Lady Lyttelton et al. in Windsor Castle - late January, 1842
from Letter from Lady Sarah Lyttelton, 27 January 1842, page 325:
He [Frederick William IV] seems indeed a Christian King—a beautiful sight. The march played after his health at dessert daily is a solemn ancient German air, the name being “Der Landesvater,” which Prince Albert had the right head and heart to chuse as the fit music to play in his praise. And the King’s countenance while it was being played is delightful. He is very ugly, but the expression beautiful, and is as full of fun all the time as a boy.
Sarah Spencer Lady Lyttelton, Letter from Lady Sarah Lyttelton, 27 January 1842. In Hon. Mrs. Hugh Wyndham (ed.), Correspondence of Sarah Spencer, Lady Lyttelton 1787–1870 (London, 1912), p. 325. https://led.kmi.open.ac.uk/entity/lexp/1541438723636 accessed: 22 October, 2021
Listening tohide composers
|Date/Time||late January, 1842|
|Listening Environment||in the company of others, in private, indoors|

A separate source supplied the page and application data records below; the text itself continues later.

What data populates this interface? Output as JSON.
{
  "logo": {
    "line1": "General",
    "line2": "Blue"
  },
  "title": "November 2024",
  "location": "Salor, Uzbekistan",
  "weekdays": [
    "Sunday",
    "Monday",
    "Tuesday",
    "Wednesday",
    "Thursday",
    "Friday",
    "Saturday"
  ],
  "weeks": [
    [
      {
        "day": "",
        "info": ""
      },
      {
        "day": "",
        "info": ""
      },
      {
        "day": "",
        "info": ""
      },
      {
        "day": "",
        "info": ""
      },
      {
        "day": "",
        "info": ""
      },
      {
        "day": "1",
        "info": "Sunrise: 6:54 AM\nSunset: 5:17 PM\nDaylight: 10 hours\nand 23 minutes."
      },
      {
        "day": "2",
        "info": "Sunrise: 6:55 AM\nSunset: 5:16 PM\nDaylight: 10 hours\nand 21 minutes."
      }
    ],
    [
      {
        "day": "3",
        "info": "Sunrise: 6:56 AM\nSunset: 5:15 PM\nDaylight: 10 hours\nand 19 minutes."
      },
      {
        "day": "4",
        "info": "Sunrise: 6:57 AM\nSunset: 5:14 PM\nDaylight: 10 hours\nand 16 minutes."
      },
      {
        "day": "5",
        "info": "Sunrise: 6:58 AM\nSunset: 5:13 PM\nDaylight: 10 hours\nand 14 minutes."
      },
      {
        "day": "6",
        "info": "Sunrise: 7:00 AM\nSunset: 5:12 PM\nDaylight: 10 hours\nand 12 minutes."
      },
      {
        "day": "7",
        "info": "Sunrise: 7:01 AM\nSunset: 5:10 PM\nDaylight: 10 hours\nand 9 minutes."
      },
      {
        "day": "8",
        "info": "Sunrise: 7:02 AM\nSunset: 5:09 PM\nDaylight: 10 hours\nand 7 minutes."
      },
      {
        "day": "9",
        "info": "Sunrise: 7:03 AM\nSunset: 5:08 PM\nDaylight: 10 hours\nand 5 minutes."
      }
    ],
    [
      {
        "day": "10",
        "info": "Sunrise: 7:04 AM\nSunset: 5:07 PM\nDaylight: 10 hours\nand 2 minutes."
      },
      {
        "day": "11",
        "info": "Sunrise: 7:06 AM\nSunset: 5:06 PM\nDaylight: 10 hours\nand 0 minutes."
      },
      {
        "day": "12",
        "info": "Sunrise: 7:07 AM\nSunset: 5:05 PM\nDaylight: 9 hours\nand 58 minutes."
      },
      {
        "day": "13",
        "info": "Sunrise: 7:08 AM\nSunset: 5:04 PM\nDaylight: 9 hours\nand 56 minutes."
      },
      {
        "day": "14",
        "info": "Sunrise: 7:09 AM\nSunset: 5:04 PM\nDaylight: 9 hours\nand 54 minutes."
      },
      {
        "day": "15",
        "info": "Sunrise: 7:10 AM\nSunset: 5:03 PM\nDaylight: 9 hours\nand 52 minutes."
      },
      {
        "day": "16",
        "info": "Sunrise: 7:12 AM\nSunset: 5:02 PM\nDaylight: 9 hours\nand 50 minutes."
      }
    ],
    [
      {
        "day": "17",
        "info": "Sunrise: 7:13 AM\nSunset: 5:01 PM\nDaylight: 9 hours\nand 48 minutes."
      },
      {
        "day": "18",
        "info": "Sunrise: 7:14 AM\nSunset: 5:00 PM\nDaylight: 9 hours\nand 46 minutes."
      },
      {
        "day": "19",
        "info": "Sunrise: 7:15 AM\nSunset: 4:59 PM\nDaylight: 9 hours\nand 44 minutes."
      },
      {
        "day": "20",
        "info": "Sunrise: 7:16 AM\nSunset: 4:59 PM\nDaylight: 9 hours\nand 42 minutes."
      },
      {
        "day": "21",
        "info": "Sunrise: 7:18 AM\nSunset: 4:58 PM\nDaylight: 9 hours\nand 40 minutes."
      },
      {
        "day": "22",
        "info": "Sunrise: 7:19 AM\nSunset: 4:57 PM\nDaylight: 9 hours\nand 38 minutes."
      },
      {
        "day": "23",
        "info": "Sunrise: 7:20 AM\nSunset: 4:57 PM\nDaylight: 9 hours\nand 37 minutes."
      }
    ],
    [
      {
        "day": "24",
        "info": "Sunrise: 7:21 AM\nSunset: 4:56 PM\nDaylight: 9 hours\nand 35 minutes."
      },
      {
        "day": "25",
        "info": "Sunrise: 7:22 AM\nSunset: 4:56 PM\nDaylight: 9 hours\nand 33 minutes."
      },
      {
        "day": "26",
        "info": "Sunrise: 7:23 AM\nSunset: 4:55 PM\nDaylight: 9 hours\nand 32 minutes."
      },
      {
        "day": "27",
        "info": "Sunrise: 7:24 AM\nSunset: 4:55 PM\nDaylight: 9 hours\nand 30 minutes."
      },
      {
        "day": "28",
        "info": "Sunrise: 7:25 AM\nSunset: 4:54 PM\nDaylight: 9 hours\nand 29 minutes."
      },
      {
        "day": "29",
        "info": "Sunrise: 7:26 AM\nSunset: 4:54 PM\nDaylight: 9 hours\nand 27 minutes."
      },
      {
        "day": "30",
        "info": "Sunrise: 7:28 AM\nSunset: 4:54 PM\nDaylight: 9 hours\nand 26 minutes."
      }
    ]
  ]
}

Lady Sarah Spencer married William Henry Lyttelton on 3 March 1813, after which she was known as Lady Lyttelton. He succeeded his half-brother as 3rd Baron Lyttelton in 1828. After her husband’s death, Lady Sarah became Lady of the Bedchamber to Queen Victoria, and, from 1842, governess to the Queen’s children.